Camika Craig and her son TJ Hilson have a conversation after an Obama Library South Side Community Benefits Agreement (CBA) Coalition press conference held in front of the Hyatt Regency McCormick Place, 2233 South Martin Luther King Jr. Drive, Wednesday, Sept. 13. Craig and her son were spending part of the evening with CBA coalition members who had gathered in front of the hotel to spend the night in an effort to bring attention to their struggle to get the Obama Foundation and the University of Chicago to commit to a CBA. – Marc Monaghan

“Who benefits from that, other than the University of Chicago,” Malone said.

Malone noted that taxpayers will be on the hook to pay for infrastructure and new roadway improvements for the OPC.

At the public meeting on Thursday, Obama Foundation will gather feedback from the public on the development and construction for the OPC.

Over the last few months, the Coalition has hosted forums that align with principles outlined in the CBA.

The coalition’s most recent forum focused on education in the wake of development for the OPC.

Residents walked away from each of the forums with next steps that include getting more people in the neighborhood involved and voting in the upcoming election. As well as, staying abreast of policy by attending city council meetings and reaching out to their council members.

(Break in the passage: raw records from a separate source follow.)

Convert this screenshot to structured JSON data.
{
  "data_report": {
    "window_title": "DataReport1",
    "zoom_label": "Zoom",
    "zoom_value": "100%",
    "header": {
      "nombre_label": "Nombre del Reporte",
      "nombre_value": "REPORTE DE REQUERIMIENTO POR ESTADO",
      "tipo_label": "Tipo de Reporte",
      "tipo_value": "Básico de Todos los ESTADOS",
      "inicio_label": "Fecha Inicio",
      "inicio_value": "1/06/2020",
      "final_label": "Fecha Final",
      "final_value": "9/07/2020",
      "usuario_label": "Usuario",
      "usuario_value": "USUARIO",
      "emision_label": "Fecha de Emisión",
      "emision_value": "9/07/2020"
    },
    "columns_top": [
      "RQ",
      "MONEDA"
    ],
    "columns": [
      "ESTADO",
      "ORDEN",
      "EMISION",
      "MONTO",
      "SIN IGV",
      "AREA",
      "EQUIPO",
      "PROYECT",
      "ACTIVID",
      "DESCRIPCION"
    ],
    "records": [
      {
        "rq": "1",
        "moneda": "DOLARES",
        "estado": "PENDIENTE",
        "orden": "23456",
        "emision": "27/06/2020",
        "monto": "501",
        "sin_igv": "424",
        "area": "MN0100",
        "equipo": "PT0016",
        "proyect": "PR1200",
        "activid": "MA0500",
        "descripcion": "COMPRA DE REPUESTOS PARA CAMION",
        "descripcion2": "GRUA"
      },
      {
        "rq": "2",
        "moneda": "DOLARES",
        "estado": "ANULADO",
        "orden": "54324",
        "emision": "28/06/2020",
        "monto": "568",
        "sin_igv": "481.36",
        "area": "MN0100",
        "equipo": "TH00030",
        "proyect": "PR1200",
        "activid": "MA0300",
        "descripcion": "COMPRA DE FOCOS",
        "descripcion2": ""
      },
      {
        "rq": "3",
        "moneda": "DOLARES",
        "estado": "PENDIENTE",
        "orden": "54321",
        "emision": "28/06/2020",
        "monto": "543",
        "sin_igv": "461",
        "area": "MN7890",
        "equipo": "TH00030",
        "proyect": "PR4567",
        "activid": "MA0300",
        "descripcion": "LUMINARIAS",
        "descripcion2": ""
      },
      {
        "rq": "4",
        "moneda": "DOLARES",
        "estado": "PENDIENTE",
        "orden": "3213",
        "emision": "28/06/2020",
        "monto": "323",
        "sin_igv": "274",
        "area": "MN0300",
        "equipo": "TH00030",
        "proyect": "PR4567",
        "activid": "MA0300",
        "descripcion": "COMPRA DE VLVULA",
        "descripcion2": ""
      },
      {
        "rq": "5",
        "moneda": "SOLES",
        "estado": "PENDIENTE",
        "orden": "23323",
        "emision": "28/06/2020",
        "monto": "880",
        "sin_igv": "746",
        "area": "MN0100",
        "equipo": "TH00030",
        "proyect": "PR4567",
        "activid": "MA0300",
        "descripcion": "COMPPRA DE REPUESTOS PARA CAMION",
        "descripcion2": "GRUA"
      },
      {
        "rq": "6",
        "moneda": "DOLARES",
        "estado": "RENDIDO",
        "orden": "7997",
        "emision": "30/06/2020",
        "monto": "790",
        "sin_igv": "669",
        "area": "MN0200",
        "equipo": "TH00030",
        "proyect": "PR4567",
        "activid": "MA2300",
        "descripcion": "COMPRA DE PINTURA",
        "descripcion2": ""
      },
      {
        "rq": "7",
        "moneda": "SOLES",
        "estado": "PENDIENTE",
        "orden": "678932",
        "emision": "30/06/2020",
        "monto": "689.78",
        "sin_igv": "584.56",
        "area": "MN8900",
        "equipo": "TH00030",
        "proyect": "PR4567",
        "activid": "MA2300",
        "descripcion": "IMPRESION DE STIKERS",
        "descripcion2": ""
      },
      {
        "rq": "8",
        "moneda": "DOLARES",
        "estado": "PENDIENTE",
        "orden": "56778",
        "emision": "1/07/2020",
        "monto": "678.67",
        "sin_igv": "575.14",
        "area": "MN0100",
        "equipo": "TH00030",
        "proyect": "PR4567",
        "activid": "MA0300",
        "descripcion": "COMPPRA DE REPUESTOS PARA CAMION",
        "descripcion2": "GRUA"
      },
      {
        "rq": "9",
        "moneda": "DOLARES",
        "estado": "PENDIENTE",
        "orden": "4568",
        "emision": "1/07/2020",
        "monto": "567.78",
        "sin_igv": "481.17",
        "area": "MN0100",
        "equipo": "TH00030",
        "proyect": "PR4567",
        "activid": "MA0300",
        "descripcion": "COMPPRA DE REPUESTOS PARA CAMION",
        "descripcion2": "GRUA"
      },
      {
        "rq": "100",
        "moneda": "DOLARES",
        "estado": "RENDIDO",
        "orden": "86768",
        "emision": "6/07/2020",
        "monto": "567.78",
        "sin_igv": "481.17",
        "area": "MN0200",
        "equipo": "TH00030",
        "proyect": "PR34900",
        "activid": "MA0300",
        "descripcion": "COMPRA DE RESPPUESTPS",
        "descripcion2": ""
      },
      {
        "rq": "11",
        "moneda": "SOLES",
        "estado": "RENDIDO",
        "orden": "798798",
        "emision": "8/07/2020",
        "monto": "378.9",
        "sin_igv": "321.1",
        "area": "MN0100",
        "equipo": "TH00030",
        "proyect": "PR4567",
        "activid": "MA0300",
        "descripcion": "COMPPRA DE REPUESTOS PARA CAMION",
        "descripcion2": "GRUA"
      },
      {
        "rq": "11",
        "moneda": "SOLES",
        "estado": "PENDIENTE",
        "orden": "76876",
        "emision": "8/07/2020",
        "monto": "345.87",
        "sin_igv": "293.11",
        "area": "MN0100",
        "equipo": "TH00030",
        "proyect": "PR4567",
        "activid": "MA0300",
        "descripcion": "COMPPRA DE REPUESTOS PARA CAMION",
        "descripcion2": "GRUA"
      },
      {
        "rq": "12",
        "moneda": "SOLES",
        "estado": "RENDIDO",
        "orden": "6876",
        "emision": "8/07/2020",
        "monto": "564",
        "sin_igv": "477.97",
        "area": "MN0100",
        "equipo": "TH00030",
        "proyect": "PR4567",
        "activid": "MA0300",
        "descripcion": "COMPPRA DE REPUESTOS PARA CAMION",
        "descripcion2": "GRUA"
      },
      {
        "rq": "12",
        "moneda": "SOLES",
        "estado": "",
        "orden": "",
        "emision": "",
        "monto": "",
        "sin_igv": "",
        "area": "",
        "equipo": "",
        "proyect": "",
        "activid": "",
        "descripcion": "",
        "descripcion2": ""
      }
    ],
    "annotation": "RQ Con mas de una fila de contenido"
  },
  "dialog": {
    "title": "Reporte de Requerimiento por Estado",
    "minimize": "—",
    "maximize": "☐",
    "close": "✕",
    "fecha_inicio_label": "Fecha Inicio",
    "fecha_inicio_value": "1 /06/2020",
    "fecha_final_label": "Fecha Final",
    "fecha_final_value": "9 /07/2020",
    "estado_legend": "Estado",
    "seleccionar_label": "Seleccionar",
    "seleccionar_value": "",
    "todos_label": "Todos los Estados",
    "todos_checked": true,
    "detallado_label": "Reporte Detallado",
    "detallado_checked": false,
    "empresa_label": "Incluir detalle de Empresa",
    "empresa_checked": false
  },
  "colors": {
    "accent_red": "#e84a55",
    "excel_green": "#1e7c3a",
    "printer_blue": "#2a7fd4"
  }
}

Since concept design plans were released in May, the Obama Foundation has participated in large-scale community meetings alongside the City of Chicago, Chicago Department of Transportation, Chicago Park District and Ald. Leslie Hairston (5th) in June, July, and August.

Groundbreaking for the OPC is set to begin late next summer, and it is expected to open to the public in 2021.

The coalition is made up of members from the University of Chicago student-led Prayer and Action Collective, KOCO, Southside Together Organizing for Power, and the Bronzeville Regional Collective.

The next meeting will be held on Wednesday, Sept. 20, at Hyde Park High School, 6220 S. Stony Island Ave.

Following the meeting next month the coalition will present the CBA in writing to the entities involved with the development of the OPC.